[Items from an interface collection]

------------------------------

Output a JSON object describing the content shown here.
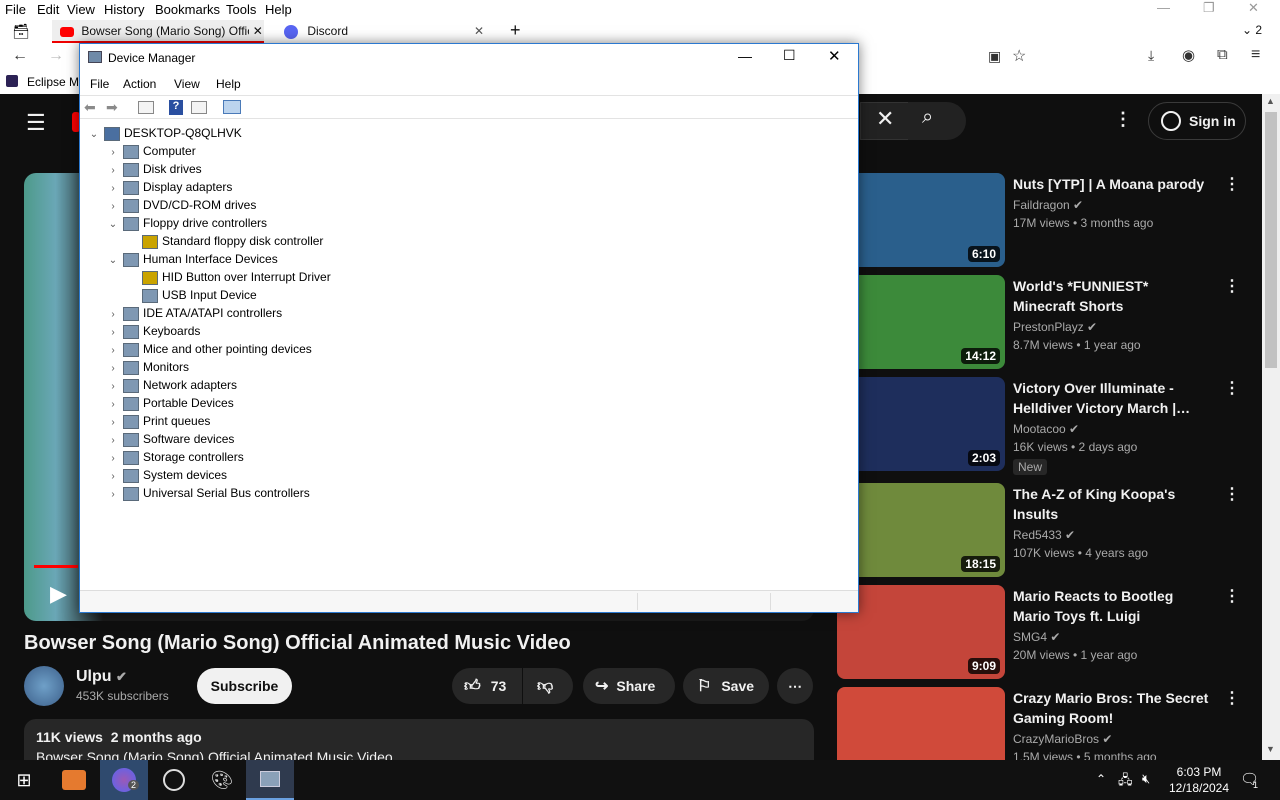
{
  "firefox": {
    "menu": [
      "File",
      "Edit",
      "View",
      "History",
      "Bookmarks",
      "Tools",
      "Help"
    ],
    "tabs": [
      {
        "title": "Bowser Song (Mario Song) Offic",
        "active": true
      },
      {
        "title": "Discord",
        "active": false
      }
    ],
    "tab_count": "2",
    "bookmark": "Eclipse M"
  },
  "youtube": {
    "sign_in": "Sign in",
    "video": {
      "title": "Bowser Song (Mario Song) Official Animated Music Video",
      "channel": "Ulpu",
      "subscribers": "453K subscribers",
      "subscribe": "Subscribe",
      "likes": "73",
      "share": "Share",
      "save": "Save",
      "views": "11K views",
      "age": "2 months ago",
      "desc": "Bowser Song (Mario Song) Official Animated Music Video"
    },
    "recommended": [
      {
        "title": "Nuts [YTP] | A Moana parody",
        "channel": "Faildragon",
        "meta": "17M views • 3 months ago",
        "duration": "6:10",
        "thumb_color": "#2a5f8c",
        "badge": ""
      },
      {
        "title": "World's *FUNNIEST* Minecraft Shorts",
        "channel": "PrestonPlayz",
        "meta": "8.7M views • 1 year ago",
        "duration": "14:12",
        "thumb_color": "#3c8a3a",
        "badge": ""
      },
      {
        "title": "Victory Over Illuminate - Helldiver Victory March |…",
        "channel": "Mootacoo",
        "meta": "16K views • 2 days ago",
        "duration": "2:03",
        "thumb_color": "#1e2e5c",
        "badge": "New"
      },
      {
        "title": "The A-Z of King Koopa's Insults",
        "channel": "Red5433",
        "meta": "107K views • 4 years ago",
        "duration": "18:15",
        "thumb_color": "#6f8a3c",
        "badge": ""
      },
      {
        "title": "Mario Reacts to Bootleg Mario Toys ft. Luigi",
        "channel": "SMG4",
        "meta": "20M views • 1 year ago",
        "duration": "9:09",
        "thumb_color": "#c4453a",
        "badge": ""
      },
      {
        "title": "Crazy Mario Bros: The Secret Gaming Room!",
        "channel": "CrazyMarioBros",
        "meta": "1.5M views • 5 months ago",
        "duration": "",
        "thumb_color": "#d04a3a",
        "badge": ""
      }
    ]
  },
  "device_manager": {
    "title": "Device Manager",
    "menu": [
      "File",
      "Action",
      "View",
      "Help"
    ],
    "tree": [
      {
        "label": "DESKTOP-Q8QLHVK",
        "level": 0,
        "expanded": true,
        "icon": "computer-root-icon"
      },
      {
        "label": "Computer",
        "level": 1,
        "expanded": false,
        "icon": "monitor-icon"
      },
      {
        "label": "Disk drives",
        "level": 1,
        "expanded": false,
        "icon": "disk-drive-icon"
      },
      {
        "label": "Display adapters",
        "level": 1,
        "expanded": false,
        "icon": "display-adapter-icon"
      },
      {
        "label": "DVD/CD-ROM drives",
        "level": 1,
        "expanded": false,
        "icon": "dvd-icon"
      },
      {
        "label": "Floppy drive controllers",
        "level": 1,
        "expanded": true,
        "icon": "floppy-controller-icon"
      },
      {
        "label": "Standard floppy disk controller",
        "level": 2,
        "expanded": null,
        "icon": "warning-device-icon"
      },
      {
        "label": "Human Interface Devices",
        "level": 1,
        "expanded": true,
        "icon": "hid-icon"
      },
      {
        "label": "HID Button over Interrupt Driver",
        "level": 2,
        "expanded": null,
        "icon": "warning-device-icon"
      },
      {
        "label": "USB Input Device",
        "level": 2,
        "expanded": null,
        "icon": "hid-device-icon"
      },
      {
        "label": "IDE ATA/ATAPI controllers",
        "level": 1,
        "expanded": false,
        "icon": "ide-icon"
      },
      {
        "label": "Keyboards",
        "level": 1,
        "expanded": false,
        "icon": "keyboard-icon"
      },
      {
        "label": "Mice and other pointing devices",
        "level": 1,
        "expanded": false,
        "icon": "mouse-icon"
      },
      {
        "label": "Monitors",
        "level": 1,
        "expanded": false,
        "icon": "monitor-icon"
      },
      {
        "label": "Network adapters",
        "level": 1,
        "expanded": false,
        "icon": "network-icon"
      },
      {
        "label": "Portable Devices",
        "level": 1,
        "expanded": false,
        "icon": "portable-device-icon"
      },
      {
        "label": "Print queues",
        "level": 1,
        "expanded": false,
        "icon": "printer-icon"
      },
      {
        "label": "Software devices",
        "level": 1,
        "expanded": false,
        "icon": "software-device-icon"
      },
      {
        "label": "Storage controllers",
        "level": 1,
        "expanded": false,
        "icon": "storage-icon"
      },
      {
        "label": "System devices",
        "level": 1,
        "expanded": false,
        "icon": "system-device-icon"
      },
      {
        "label": "Universal Serial Bus controllers",
        "level": 1,
        "expanded": false,
        "icon": "usb-icon"
      }
    ]
  },
  "taskbar": {
    "time": "6:03 PM",
    "date": "12/18/2024",
    "notification_count": "1",
    "firefox_badge": "2"
  },
  "colors": {
    "yt_bg": "#0f0f0f",
    "dm_accent": "#2b79d0",
    "taskbar_active": "#2f4a6e"
  }
}
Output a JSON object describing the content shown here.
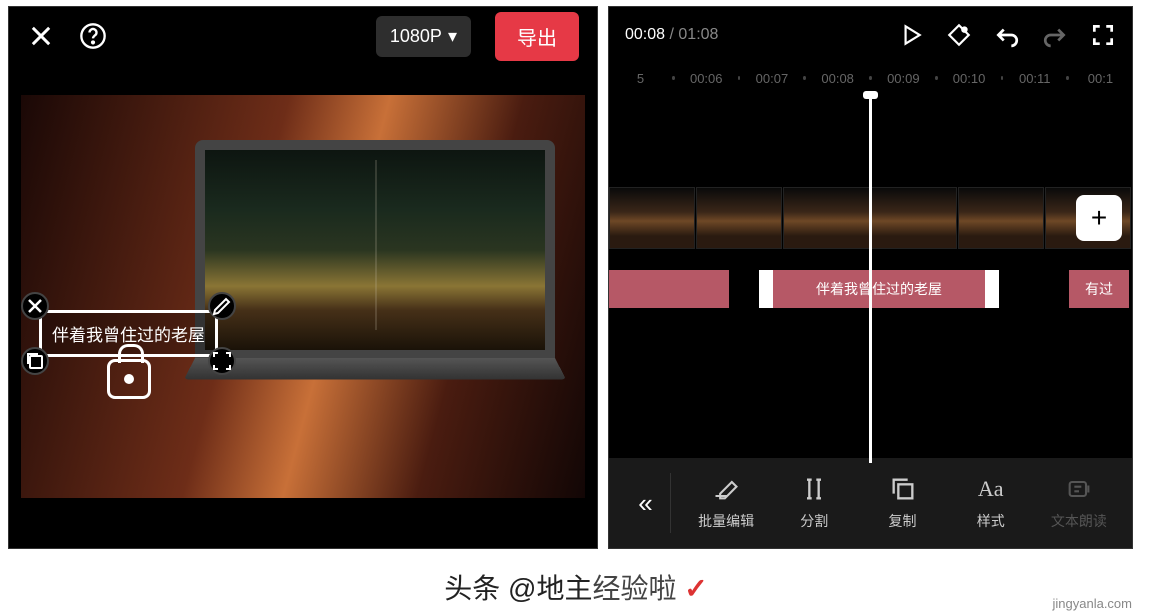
{
  "left": {
    "resolution": "1080P",
    "export_label": "导出",
    "caption_text": "伴着我曾住过的老屋"
  },
  "right": {
    "time_current": "00:08",
    "time_total": "01:08",
    "ruler": [
      "5",
      "00:06",
      "00:07",
      "00:08",
      "00:09",
      "00:10",
      "00:11",
      "00:1"
    ],
    "text_clip_1": "伴着我曾住过的老屋",
    "text_clip_2": "有过",
    "tools": {
      "back": "«",
      "batch": "批量编辑",
      "split": "分割",
      "copy": "复制",
      "style": "样式",
      "read": "文本朗读"
    }
  },
  "footer": {
    "wm1": "头条 @地主",
    "wm2": "经验啦",
    "url": "jingyanla.com"
  }
}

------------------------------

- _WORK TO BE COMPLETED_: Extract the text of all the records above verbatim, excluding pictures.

- _ANSWER TO THIS EXERCISE_:
Output a JSON object describing the content shown here.
{
  "firefox": {
    "menu": [
      "File",
      "Edit",
      "View",
      "History",
      "Bookmarks",
      "Tools",
      "Help"
    ],
    "tabs": [
      {
        "title": "Bowser Song (Mario Song) Offic",
        "active": true
      },
      {
        "title": "Discord",
        "active": false
      }
    ],
    "tab_count": "2",
    "bookmark": "Eclipse M"
  },
  "youtube": {
    "sign_in": "Sign in",
    "video": {
      "title": "Bowser Song (Mario Song) Official Animated Music Video",
      "channel": "Ulpu",
      "subscribers": "453K subscribers",
      "subscribe": "Subscribe",
      "likes": "73",
      "share": "Share",
      "save": "Save",
      "views": "11K views",
      "age": "2 months ago",
      "desc": "Bowser Song (Mario Song) Official Animated Music Video"
    },
    "recommended": [
      {
        "title": "Nuts [YTP] | A Moana parody",
        "channel": "Faildragon",
        "meta": "17M views • 3 months ago",
        "duration": "6:10",
        "thumb_color": "#2a5f8c",
        "badge": ""
      },
      {
        "title": "World's *FUNNIEST* Minecraft Shorts",
        "channel": "PrestonPlayz",
        "meta": "8.7M views • 1 year ago",
        "duration": "14:12",
        "thumb_color": "#3c8a3a",
        "badge": ""
      },
      {
        "title": "Victory Over Illuminate - Helldiver Victory March |…",
        "channel": "Mootacoo",
        "meta": "16K views • 2 days ago",
        "duration": "2:03",
        "thumb_color": "#1e2e5c",
        "badge": "New"
      },
      {
        "title": "The A-Z of King Koopa's Insults",
        "channel": "Red5433",
        "meta": "107K views • 4 years ago",
        "duration": "18:15",
        "thumb_color": "#6f8a3c",
        "badge": ""
      },
      {
        "title": "Mario Reacts to Bootleg Mario Toys ft. Luigi",
        "channel": "SMG4",
        "meta": "20M views • 1 year ago",
        "duration": "9:09",
        "thumb_color": "#c4453a",
        "badge": ""
      },
      {
        "title": "Crazy Mario Bros: The Secret Gaming Room!",
        "channel": "CrazyMarioBros",
        "meta": "1.5M views • 5 months ago",
        "duration": "",
        "thumb_color": "#d04a3a",
        "badge": ""
      }
    ]
  },
  "device_manager": {
    "title": "Device Manager",
    "menu": [
      "File",
      "Action",
      "View",
      "Help"
    ],
    "tree": [
      {
        "label": "DESKTOP-Q8QLHVK",
        "level": 0,
        "expanded": true,
        "icon": "computer-root-icon"
      },
      {
        "label": "Computer",
        "level": 1,
        "expanded": false,
        "icon": "monitor-icon"
      },
      {
        "label": "Disk drives",
        "level": 1,
        "expanded": false,
        "icon": "disk-drive-icon"
      },
      {
        "label": "Display adapters",
        "level": 1,
        "expanded": false,
        "icon": "display-adapter-icon"
      },
      {
        "label": "DVD/CD-ROM drives",
        "level": 1,
        "expanded": false,
        "icon": "dvd-icon"
      },
      {
        "label": "Floppy drive controllers",
        "level": 1,
        "expanded": true,
        "icon": "floppy-controller-icon"
      },
      {
        "label": "Standard floppy disk controller",
        "level": 2,
        "expanded": null,
        "icon": "warning-device-icon"
      },
      {
        "label": "Human Interface Devices",
        "level": 1,
        "expanded": true,
        "icon": "hid-icon"
      },
      {
        "label": "HID Button over Interrupt Driver",
        "level": 2,
        "expanded": null,
        "icon": "warning-device-icon"
      },
      {
        "label": "USB Input Device",
        "level": 2,
        "expanded": null,
        "icon": "hid-device-icon"
      },
      {
        "label": "IDE ATA/ATAPI controllers",
        "level": 1,
        "expanded": false,
        "icon": "ide-icon"
      },
      {
        "label": "Keyboards",
        "level": 1,
        "expanded": false,
        "icon": "keyboard-icon"
      },
      {
        "label": "Mice and other pointing devices",
        "level": 1,
        "expanded": false,
        "icon": "mouse-icon"
      },
      {
        "label": "Monitors",
        "level": 1,
        "expanded": false,
        "icon": "monitor-icon"
      },
      {
        "label": "Network adapters",
        "level": 1,
        "expanded": false,
        "icon": "network-icon"
      },
      {
        "label": "Portable Devices",
        "level": 1,
        "expanded": false,
        "icon": "portable-device-icon"
      },
      {
        "label": "Print queues",
        "level": 1,
        "expanded": false,
        "icon": "printer-icon"
      },
      {
        "label": "Software devices",
        "level": 1,
        "expanded": false,
        "icon": "software-device-icon"
      },
      {
        "label": "Storage controllers",
        "level": 1,
        "expanded": false,
        "icon": "storage-icon"
      },
      {
        "label": "System devices",
        "level": 1,
        "expanded": false,
        "icon": "system-device-icon"
      },
      {
        "label": "Universal Serial Bus controllers",
        "level": 1,
        "expanded": false,
        "icon": "usb-icon"
      }
    ]
  },
  "taskbar": {
    "time": "6:03 PM",
    "date": "12/18/2024",
    "notification_count": "1",
    "firefox_badge": "2"
  },
  "colors": {
    "yt_bg": "#0f0f0f",
    "dm_accent": "#2b79d0",
    "taskbar_active": "#2f4a6e"
  }
}
Output a JSON object describing the content shown here.
{
  "left": {
    "resolution": "1080P",
    "export_label": "导出",
    "caption_text": "伴着我曾住过的老屋"
  },
  "right": {
    "time_current": "00:08",
    "time_total": "01:08",
    "ruler": [
      "5",
      "00:06",
      "00:07",
      "00:08",
      "00:09",
      "00:10",
      "00:11",
      "00:1"
    ],
    "text_clip_1": "伴着我曾住过的老屋",
    "text_clip_2": "有过",
    "tools": {
      "back": "«",
      "batch": "批量编辑",
      "split": "分割",
      "copy": "复制",
      "style": "样式",
      "read": "文本朗读"
    }
  },
  "footer": {
    "wm1": "头条 @地主",
    "wm2": "经验啦",
    "url": "jingyanla.com"
  }
}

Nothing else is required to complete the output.